A review of security of electronic health records
This is a review of Khin Than Win’s 2005 article, “A review of security of electronic health records”. 
The article delves into security technologies in an Electronic Health Record EHR system and the importance of security mechanisms and patient consent in ensuring privacy and confidentiality of patient health Information.
With increasing implementation, adoption and use of EHR's and the potential benefits with other Health Information Systems, there have been concerns about the confidentiality and integrity of patient’s information regarding security in these systems.
The article review answers important questions such as: How is Information security represented per the use of EHRs? Is Information Security an important aspect for EHRs? And what are the current state of technologies that are available which ensures EHR’s are secure?
Maintaining patient privacy plays an important part in the use of EHRs, as patients consent should be obtained before individual health information can be utilized for any reason; whether for research or for other purposes deemed legitimate. Consent plays an important role as it ensures that HIPAA privacy and security regulations are adhered to and also notifies patients about the contents of their health information and the reasons for such use.
Information Security and Technology
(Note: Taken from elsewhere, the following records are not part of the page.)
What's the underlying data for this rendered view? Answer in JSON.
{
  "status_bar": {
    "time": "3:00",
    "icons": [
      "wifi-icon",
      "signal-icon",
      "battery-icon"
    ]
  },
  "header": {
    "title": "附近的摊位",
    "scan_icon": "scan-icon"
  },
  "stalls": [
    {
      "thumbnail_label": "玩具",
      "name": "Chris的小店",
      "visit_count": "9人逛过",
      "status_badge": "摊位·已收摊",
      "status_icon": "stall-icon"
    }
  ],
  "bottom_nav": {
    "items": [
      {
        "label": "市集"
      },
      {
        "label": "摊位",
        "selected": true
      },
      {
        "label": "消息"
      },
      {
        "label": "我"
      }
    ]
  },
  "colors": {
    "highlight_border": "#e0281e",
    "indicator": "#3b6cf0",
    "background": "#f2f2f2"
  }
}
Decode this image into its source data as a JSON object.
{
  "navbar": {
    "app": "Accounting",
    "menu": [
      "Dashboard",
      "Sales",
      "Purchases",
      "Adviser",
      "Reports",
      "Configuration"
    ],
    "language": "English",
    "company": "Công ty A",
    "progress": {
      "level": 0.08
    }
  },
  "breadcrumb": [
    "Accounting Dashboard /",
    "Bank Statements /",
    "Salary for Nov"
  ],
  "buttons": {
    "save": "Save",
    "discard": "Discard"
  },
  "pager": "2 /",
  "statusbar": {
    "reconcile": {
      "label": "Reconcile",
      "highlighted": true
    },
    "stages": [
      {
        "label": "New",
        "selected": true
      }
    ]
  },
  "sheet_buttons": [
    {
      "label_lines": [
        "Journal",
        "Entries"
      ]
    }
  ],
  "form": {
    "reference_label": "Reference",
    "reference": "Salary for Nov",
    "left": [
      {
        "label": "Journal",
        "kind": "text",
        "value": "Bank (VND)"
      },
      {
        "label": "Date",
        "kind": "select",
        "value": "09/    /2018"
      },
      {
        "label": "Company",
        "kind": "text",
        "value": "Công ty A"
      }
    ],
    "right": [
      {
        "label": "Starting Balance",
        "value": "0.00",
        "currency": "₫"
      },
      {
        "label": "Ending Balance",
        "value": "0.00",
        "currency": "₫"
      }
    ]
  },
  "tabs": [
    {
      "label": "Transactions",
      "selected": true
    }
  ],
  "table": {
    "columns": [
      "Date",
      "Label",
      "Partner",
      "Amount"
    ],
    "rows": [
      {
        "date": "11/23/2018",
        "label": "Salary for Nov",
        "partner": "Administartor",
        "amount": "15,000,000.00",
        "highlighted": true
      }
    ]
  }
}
There are various security authentication and role-based access control mechanisms in an EHR. Mechanisms for verification and authentication include the use of biometrics identification where human body characteristics such as voice, retina, palm and thumb prints based on pattern recognition can be used to authenticate users. Other security mechanisms include single sign-on, two-step verification and use of audit logs and audit trails.
Information security features and security mechanisms are considered an important functionality in an EHR, while these technologies can be found in virtually any EHR, due to emerging threats and increasing incidents of security breaches, more efforts should be directed at improving security features.
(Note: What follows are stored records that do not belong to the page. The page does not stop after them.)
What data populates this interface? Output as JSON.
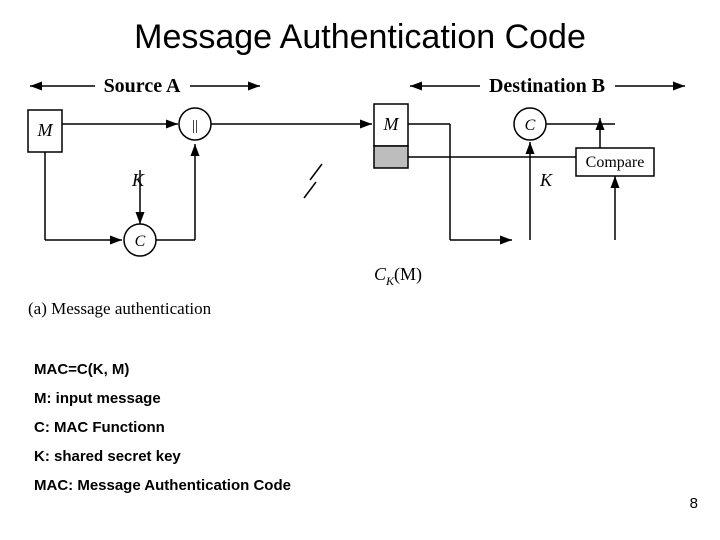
{
  "title": "Message Authentication Code",
  "diagram": {
    "source_label": "Source A",
    "dest_label": "Destination B",
    "M": "M",
    "K": "K",
    "C": "C",
    "concat": "||",
    "compare": "Compare",
    "ck_label": "C",
    "ck_sub": "K",
    "ck_arg": "(M)",
    "caption": "(a) Message authentication"
  },
  "defs": {
    "eq": "MAC=C(K, M)",
    "m": "M: input message",
    "c": "C: MAC Functionn",
    "k": "K: shared secret key",
    "mac": "MAC: Message Authentication Code"
  },
  "page": "8"
}
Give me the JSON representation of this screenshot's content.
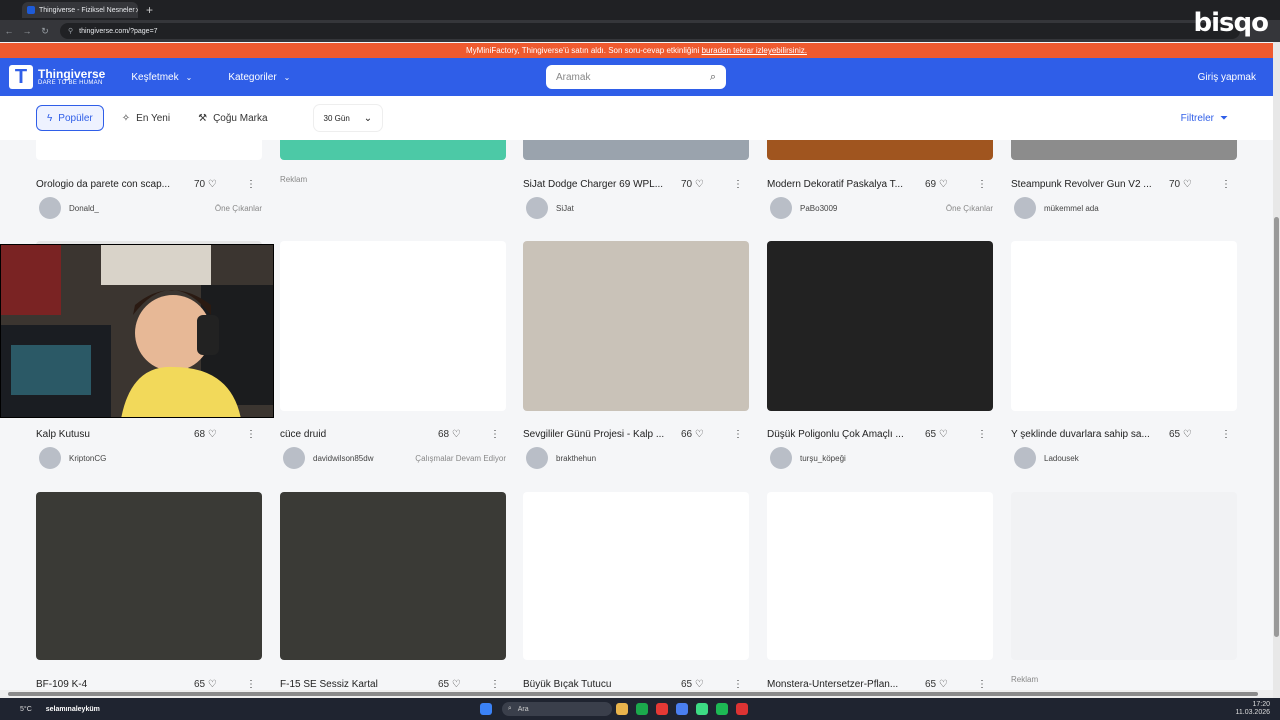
{
  "browser": {
    "tab_title": "Thingiverse - Fiziksel Nesneler",
    "url": "thingiverse.com/?page=7"
  },
  "overlay": {
    "watermark": "bisqo"
  },
  "banner": {
    "text": "MyMiniFactory, Thingiverse'ü satın aldı. Son soru-cevap etkinliğini ",
    "link": "buradan tekrar izleyebilirsiniz."
  },
  "header": {
    "logo_name": "Thingiverse",
    "logo_tag": "DARE TO BE HUMAN",
    "menu_explore": "Keşfetmek",
    "menu_categories": "Kategoriler",
    "search_placeholder": "Aramak",
    "login": "Giriş yapmak"
  },
  "filters": {
    "popular": "Popüler",
    "newest": "En Yeni",
    "most_remixed": "Çoğu Marka",
    "days": "30 Gün",
    "filters_label": "Filtreler"
  },
  "rows": [
    {
      "cards": [
        {
          "title": "Orologio da parete con scap...",
          "likes": "70",
          "user": "Donald_",
          "badge": "Öne Çıkanlar",
          "img": "#ffffff"
        },
        {
          "ad": "Reklam",
          "img": "#4cc9a6"
        },
        {
          "title": "SiJat Dodge Charger 69 WPL...",
          "likes": "70",
          "user": "SiJat",
          "badge": "",
          "img": "#9aa3ad"
        },
        {
          "title": "Modern Dekoratif Paskalya T...",
          "likes": "69",
          "user": "PaBo3009",
          "badge": "Öne Çıkanlar",
          "img": "#a0551f"
        },
        {
          "title": "Steampunk Revolver Gun V2 ...",
          "likes": "70",
          "user": "mükemmel ada",
          "badge": "",
          "img": "#8c8c8c"
        }
      ]
    },
    {
      "cards": [
        {
          "title": "Kalp Kutusu",
          "likes": "68",
          "user": "KriptonCG",
          "badge": "",
          "img": "#e6e6e6"
        },
        {
          "title": "cüce druid",
          "likes": "68",
          "user": "davidwilson85dw",
          "badge": "Çalışmalar Devam Ediyor",
          "img": "#ffffff"
        },
        {
          "title": "Sevgililer Günü Projesi - Kalp ...",
          "likes": "66",
          "user": "brakthehun",
          "badge": "",
          "img": "#c9c2b8"
        },
        {
          "title": "Düşük Poligonlu Çok Amaçlı ...",
          "likes": "65",
          "user": "turşu_köpeği",
          "badge": "",
          "img": "#222"
        },
        {
          "title": "Y şeklinde duvarlara sahip sa...",
          "likes": "65",
          "user": "Ladousek",
          "badge": "",
          "img": "#ffffff"
        }
      ]
    },
    {
      "cards": [
        {
          "title": "BF-109 K-4",
          "likes": "65",
          "img": "#3a3a36"
        },
        {
          "title": "F-15 SE Sessiz Kartal",
          "likes": "65",
          "img": "#3a3a36"
        },
        {
          "title": "Büyük Bıçak Tutucu",
          "likes": "65",
          "img": "#ffffff"
        },
        {
          "title": "Monstera-Untersetzer-Pflan...",
          "likes": "65",
          "img": "#ffffff"
        },
        {
          "ad": "Reklam",
          "img": "#f1f2f4"
        }
      ]
    }
  ],
  "taskbar": {
    "weather": "5°C",
    "chat": "selamınaleyküm",
    "search": "Ara",
    "time": "17:20",
    "date": "11.03.2026"
  }
}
According to the article, most breach in patient health data as reported seem to occur due to abuse of user privileges and from users with authorized access. With such incidents, users should be made aware of the legal and ethical responsibilities and potential repercussions.
- Win, K. T. (2005). A review of security of electronic health records. Health Information Management, 34(1), 13-18. http://www.ncbi.nlm.nih.gov/pubmed/18239224